CHORE stands for the title of this new blog: 
 Citizens Helping Officials Respond to Emergencies.

Specifically, the focus is helping officials in Hawaii respond to emergencies such as the one we just had -- the two earthquakes (6.7 and 6.0 on the scale) that struck the islands on Sunday, October 15, 2006.

"Help" is the operable concept. I get the feeling -- based on news coverage of officialdom's emergency response -- that some good old-fashioned idea mongering and suggestions might help improve communications to our population during and after emergencies.

You be the judge after reading this report in The Honolulu Advertiser today, headlined: "Debate begins on delay of news"

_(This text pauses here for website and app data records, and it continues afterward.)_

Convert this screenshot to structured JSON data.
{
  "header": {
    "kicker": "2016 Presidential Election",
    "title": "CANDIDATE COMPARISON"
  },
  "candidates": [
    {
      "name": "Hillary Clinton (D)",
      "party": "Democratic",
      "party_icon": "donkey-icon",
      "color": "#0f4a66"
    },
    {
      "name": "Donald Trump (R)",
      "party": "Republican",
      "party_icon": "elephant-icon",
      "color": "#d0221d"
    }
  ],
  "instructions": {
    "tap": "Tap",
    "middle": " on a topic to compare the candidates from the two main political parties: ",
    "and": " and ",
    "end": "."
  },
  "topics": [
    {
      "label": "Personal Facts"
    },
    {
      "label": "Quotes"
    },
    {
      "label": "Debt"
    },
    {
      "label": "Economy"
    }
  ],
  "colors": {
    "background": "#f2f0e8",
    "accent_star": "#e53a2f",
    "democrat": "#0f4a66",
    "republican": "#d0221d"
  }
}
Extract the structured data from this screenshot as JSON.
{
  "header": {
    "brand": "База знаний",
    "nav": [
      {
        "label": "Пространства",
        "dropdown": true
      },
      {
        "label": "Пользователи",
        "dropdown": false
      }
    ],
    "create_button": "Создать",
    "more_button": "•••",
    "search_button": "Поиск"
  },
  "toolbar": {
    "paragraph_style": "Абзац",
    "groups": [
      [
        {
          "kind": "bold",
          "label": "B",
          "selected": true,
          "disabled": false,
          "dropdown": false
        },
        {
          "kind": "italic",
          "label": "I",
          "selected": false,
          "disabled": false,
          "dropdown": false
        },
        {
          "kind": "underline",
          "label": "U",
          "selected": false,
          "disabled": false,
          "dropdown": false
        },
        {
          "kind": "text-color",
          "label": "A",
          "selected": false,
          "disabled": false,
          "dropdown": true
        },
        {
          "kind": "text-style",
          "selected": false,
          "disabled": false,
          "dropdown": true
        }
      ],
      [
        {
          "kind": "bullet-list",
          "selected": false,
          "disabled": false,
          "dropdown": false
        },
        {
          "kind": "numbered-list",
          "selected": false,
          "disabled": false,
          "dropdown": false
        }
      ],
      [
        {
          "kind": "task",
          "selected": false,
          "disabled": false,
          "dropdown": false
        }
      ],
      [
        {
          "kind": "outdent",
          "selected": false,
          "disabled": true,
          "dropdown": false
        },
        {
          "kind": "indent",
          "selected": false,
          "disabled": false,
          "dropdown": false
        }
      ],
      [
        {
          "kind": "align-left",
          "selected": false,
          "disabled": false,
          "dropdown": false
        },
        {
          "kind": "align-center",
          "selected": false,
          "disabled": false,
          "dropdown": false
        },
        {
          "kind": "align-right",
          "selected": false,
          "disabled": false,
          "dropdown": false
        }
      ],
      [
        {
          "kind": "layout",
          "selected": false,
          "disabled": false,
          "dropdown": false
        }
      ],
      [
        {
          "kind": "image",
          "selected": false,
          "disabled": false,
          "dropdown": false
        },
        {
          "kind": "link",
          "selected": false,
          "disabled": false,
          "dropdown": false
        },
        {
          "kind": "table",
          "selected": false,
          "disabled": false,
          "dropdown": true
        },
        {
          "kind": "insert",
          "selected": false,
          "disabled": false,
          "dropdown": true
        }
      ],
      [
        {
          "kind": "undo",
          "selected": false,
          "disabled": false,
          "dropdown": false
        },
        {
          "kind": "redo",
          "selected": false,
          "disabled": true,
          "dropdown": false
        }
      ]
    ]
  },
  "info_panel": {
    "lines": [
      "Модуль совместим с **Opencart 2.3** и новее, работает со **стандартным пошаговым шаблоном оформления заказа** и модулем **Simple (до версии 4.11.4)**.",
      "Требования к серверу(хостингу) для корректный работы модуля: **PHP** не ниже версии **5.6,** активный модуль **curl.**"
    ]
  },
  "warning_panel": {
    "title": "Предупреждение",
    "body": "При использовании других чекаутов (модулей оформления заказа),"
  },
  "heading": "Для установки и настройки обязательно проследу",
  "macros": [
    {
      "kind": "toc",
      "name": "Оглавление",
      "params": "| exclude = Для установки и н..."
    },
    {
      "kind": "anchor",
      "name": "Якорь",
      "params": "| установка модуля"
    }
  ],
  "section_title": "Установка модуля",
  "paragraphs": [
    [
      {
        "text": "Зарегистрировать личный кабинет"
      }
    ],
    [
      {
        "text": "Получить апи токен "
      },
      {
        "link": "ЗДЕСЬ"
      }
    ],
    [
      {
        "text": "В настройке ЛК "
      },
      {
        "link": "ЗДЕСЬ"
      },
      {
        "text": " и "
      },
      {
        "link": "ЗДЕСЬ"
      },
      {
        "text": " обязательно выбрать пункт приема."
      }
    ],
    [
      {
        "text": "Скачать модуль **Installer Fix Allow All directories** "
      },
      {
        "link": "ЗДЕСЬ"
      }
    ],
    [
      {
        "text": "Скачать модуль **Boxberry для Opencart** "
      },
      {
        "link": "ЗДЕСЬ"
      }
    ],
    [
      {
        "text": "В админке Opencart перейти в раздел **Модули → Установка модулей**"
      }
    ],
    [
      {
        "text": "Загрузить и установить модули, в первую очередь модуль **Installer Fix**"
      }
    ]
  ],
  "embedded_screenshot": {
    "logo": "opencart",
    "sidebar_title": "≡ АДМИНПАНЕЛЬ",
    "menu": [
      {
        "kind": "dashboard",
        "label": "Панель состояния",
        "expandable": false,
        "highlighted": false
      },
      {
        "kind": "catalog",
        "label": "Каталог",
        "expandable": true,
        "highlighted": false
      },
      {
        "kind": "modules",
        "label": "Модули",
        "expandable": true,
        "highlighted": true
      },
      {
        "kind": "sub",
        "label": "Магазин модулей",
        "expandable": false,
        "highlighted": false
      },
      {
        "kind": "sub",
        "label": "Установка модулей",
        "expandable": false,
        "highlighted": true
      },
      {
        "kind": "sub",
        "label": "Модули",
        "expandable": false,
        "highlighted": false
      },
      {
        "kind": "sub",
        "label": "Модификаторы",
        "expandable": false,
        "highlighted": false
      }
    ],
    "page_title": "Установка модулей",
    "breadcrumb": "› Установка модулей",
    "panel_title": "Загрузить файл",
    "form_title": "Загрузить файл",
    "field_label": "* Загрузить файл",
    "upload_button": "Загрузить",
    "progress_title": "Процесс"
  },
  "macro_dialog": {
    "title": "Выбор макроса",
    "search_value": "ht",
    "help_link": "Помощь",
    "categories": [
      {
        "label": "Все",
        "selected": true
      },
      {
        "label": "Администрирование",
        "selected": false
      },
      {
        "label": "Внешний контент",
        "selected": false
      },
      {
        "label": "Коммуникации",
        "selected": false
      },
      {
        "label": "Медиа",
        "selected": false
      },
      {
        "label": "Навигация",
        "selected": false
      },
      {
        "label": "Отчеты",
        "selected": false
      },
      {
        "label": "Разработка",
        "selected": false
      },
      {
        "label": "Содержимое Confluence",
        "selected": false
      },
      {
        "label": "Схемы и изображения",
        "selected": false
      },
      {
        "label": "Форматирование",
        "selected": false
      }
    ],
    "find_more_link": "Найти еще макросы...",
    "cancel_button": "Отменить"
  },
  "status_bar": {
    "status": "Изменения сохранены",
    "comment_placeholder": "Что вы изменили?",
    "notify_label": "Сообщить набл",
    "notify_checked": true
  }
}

My reaction to that story is that our Civil Defense officials, elected government leaders and broadcast media need to communicate more, not less. Comments by officials in this story suggest a mindset to not tell the population too much for fear the messages might be misunderstood.

My thoughts…